_ASSIGNMENT_:
Without any pictures, copy the records below once more, exactly as they are.

━━━━━━━━

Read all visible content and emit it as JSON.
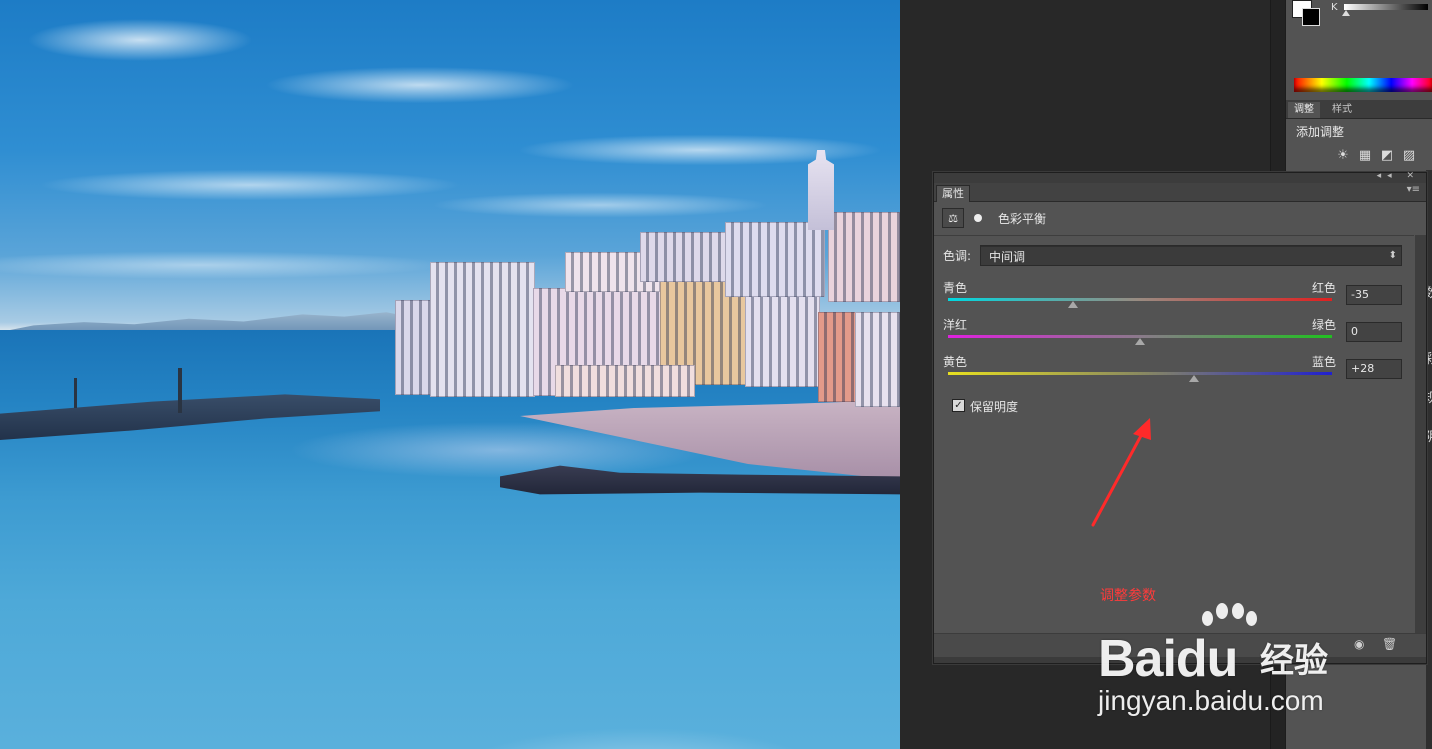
{
  "right_panel": {
    "k_label": "K",
    "tabs": [
      "调整",
      "样式"
    ],
    "add_adjustment": "添加调整",
    "adjustment_icons": [
      "☀",
      "▦",
      "◩",
      "▨"
    ],
    "cut_glyphs": [
      "数",
      "彩",
      "规",
      "阴"
    ]
  },
  "properties": {
    "tab_label": "属性",
    "title": "色彩平衡",
    "tone": {
      "label": "色调:",
      "value": "中间调"
    },
    "sliders": [
      {
        "left": "青色",
        "right": "红色",
        "value": "-35",
        "level": -35
      },
      {
        "left": "洋红",
        "right": "绿色",
        "value": "0",
        "level": 0
      },
      {
        "left": "黄色",
        "right": "蓝色",
        "value": "+28",
        "level": 28
      }
    ],
    "preserve_luminosity": {
      "label": "保留明度",
      "checked": true
    },
    "footer_icons": [
      "eye-icon",
      "trash-icon"
    ]
  },
  "annotation": {
    "text": "调整参数",
    "color": "#ff3b3b"
  },
  "watermark": {
    "brand": "Bai",
    "brand_tail": "du",
    "cn": "经验",
    "url": "jingyan.baidu.com"
  },
  "colors": {
    "workspace": "#282828",
    "panel": "#535353",
    "annotation": "#ff3b3b"
  }
}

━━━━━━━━

_SOLUTION TO THIS EXERCISE_:
Read all visible content and emit it as JSON.
{
  "right_panel": {
    "k_label": "K",
    "tabs": [
      "调整",
      "样式"
    ],
    "add_adjustment": "添加调整",
    "adjustment_icons": [
      "☀",
      "▦",
      "◩",
      "▨"
    ],
    "cut_glyphs": [
      "数",
      "彩",
      "规",
      "阴"
    ]
  },
  "properties": {
    "tab_label": "属性",
    "title": "色彩平衡",
    "tone": {
      "label": "色调:",
      "value": "中间调"
    },
    "sliders": [
      {
        "left": "青色",
        "right": "红色",
        "value": "-35",
        "level": -35
      },
      {
        "left": "洋红",
        "right": "绿色",
        "value": "0",
        "level": 0
      },
      {
        "left": "黄色",
        "right": "蓝色",
        "value": "+28",
        "level": 28
      }
    ],
    "preserve_luminosity": {
      "label": "保留明度",
      "checked": true
    },
    "footer_icons": [
      "eye-icon",
      "trash-icon"
    ]
  },
  "annotation": {
    "text": "调整参数",
    "color": "#ff3b3b"
  },
  "watermark": {
    "brand": "Bai",
    "brand_tail": "du",
    "cn": "经验",
    "url": "jingyan.baidu.com"
  },
  "colors": {
    "workspace": "#282828",
    "panel": "#535353",
    "annotation": "#ff3b3b"
  }
}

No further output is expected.